It’s easy to become pessimistic about the state of the world and the divides in our communities. One of the best antidotes to despair, however, is taking action.
Many public schools, especially schools that are underfunded and understaffed, need members of the community to help. Volunteer tutors and mentors can spark a love of reading or STEM (science, technology, engineering and math) in a young student, help a high schooler navigate the college application process or assist a teacher in a busy classroom. Whatever skills or experiences you have, you can bet they’re in demand in public education. On the fence about volunteering? Here are five reasons to start.
- You can play a direct role in improving your community
By volunteering to work with children as they learn to read, improve their math skills or prepare for college, you play a part in helping your community become better educated.
Just by showing up, you make a difference. This study found that the higher the adult-to-youth ratio in a given community, the better children are likely to fare in life. In particular, a 1% increase in adults in a community is associated with a 1% decrease in the rate of kids leaving school. What’s more, studies show that children who grow up with mentors are more likely to want to become mentors themselves, and people who are more educated are more likely to give back to their own communities by volunteering. By volunteering, you can help start a positive cycle of community-building that outlasts your immediate work.
- You can fit it into your busy schedule, because it takes just one hour a week to make a difference.

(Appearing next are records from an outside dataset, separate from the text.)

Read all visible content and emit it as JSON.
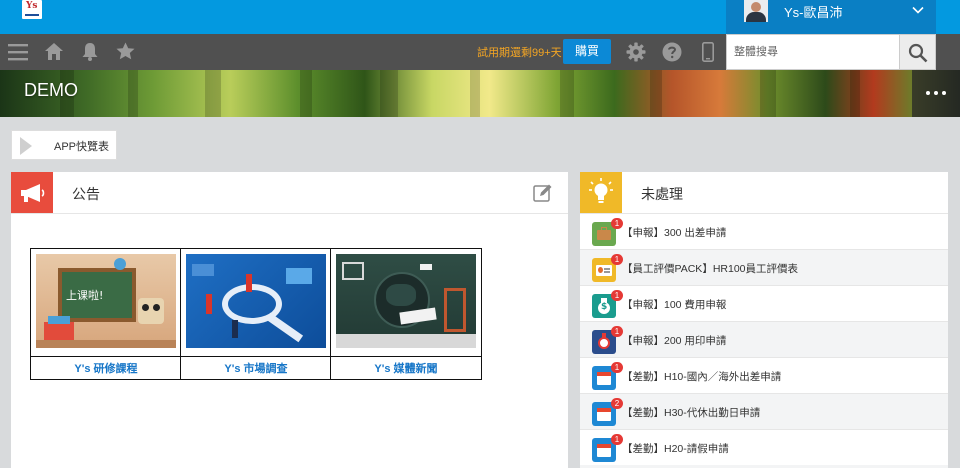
{
  "header": {
    "logo_text": "Ys",
    "user_name": "Ys-歐昌沛"
  },
  "toolbar": {
    "trial_text": "試用期還剩99+天",
    "buy_label": "購買",
    "search_placeholder": "整體搜尋"
  },
  "banner": {
    "title": "DEMO"
  },
  "quick": {
    "app_label": "APP快覽表"
  },
  "announcement": {
    "title": "公告",
    "links": [
      {
        "caption": "Y's 研修課程",
        "image_text": "上课啦!"
      },
      {
        "caption": "Y's 市場調查"
      },
      {
        "caption": "Y's 媒體新聞"
      }
    ]
  },
  "todo": {
    "title": "未處理",
    "items": [
      {
        "label": "【申報】300 出差申請",
        "badge": "1",
        "icon": "briefcase-icon",
        "color": "#6aa84f"
      },
      {
        "label": "【員工評價PACK】HR100員工評價表",
        "badge": "1",
        "icon": "id-card-icon",
        "color": "#f0b928"
      },
      {
        "label": "【申報】100 費用申報",
        "badge": "1",
        "icon": "money-bag-icon",
        "color": "#1a9c8e"
      },
      {
        "label": "【申報】200 用印申請",
        "badge": "1",
        "icon": "stamp-icon",
        "color": "#2b4d8c"
      },
      {
        "label": "【差勤】H10-國內／海外出差申請",
        "badge": "1",
        "icon": "calendar-icon",
        "color": "#1e88d4"
      },
      {
        "label": "【差勤】H30-代休出勤日申請",
        "badge": "2",
        "icon": "calendar-icon",
        "color": "#1e88d4"
      },
      {
        "label": "【差勤】H20-請假申請",
        "badge": "1",
        "icon": "calendar-icon",
        "color": "#1e88d4"
      }
    ]
  }
}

While educators appreciate all of the time volunteers can possibly give, just dedicating one hour a week goes a long way. Volunteers can spend that time as tutors, mentors or classroom assistants during the school day. Even with a full-time job and a busy day, you can make an impact by heading to school before or after work or during a lunch break. You might also find that spending time with children and teachers provides a welcome escape from the workday grind.
“For years, every time I entered the third grade classroom, everyone cheered,” said George Cruys, who works at Wells Fargo and volunteers at the Chinese Education Center Elementary School near his office. “Volunteering is the only place in my life where I’ve gotten that kind of reception on a consistent basis.”
- Teachers might be superheroes, but it’s tough to save the world alone
Teachers work incredibly hard to educate each of their students, but when they’re tasked with instructing a class of up 30 kids, their mission can be daunting. Every year the San Francisco Education Fund receives more volunteer requests from teachers than we can fill. By volunteering, you can help change that.
Volunteers can support teachers in their classrooms in a variety of ways, including by spotting students who might be having trouble with an assignment and providing extra guidance, co-running a complex classroom project, reading with children or helping students get organized. Volunteers who tutor students one-on-one can also increase the capacity of a teacher to instruct the rest of the class.
Take middle school teacher Helana Corda, who said she was having her toughest year yet until volunteers came to help in her classroom.
“Kids are learning at different paces, and they come in at all different levels,” Ms. Corda said. “[My volunteer] does great work one-on-one with kids who might need that extra help or might need one-on-one support so I can then walk around and help out the rest of the kids. That’s been fantastic.”
- It’s good for you
A variety of studies have found correlations between volunteering and positive physical and mental health. For example, one study discovered that a group of adults over the age of 50 who had volunteered frequently were less likely to develop high blood pressure, while in this survey 78 percent of people who volunteered said volunteering made them feel less stressed.
“Being a school volunteer brings a lot of joy to my life,” said Education Fund volunteer George Kelly, who has dedicated time each week for the past 18 years in the Castro’s Harvey Milk Civil Rights Academy. “My relationship with the school, students, families, and staff all add to the quality and fullness of my life. People who help other people are happier healthier people, and I am a happier and healthier person because of my involvement.”
- Volunteering gives you a chance to put your skills to use for positive change and further develop those skills
When you dedicate time in a school, you help children learn important soft skills like leadership, teamwork, problem-solving and creativity along with their skills in academic subjects. You also develop your own soft skills at the same time, which is especially useful considering many employers look for these attributes in their future employees. By volunteering, you can work on the character traits that are in-demand at all levels of society.
Don’t have time to volunteer? Consider donating to the San Francisco Education fund.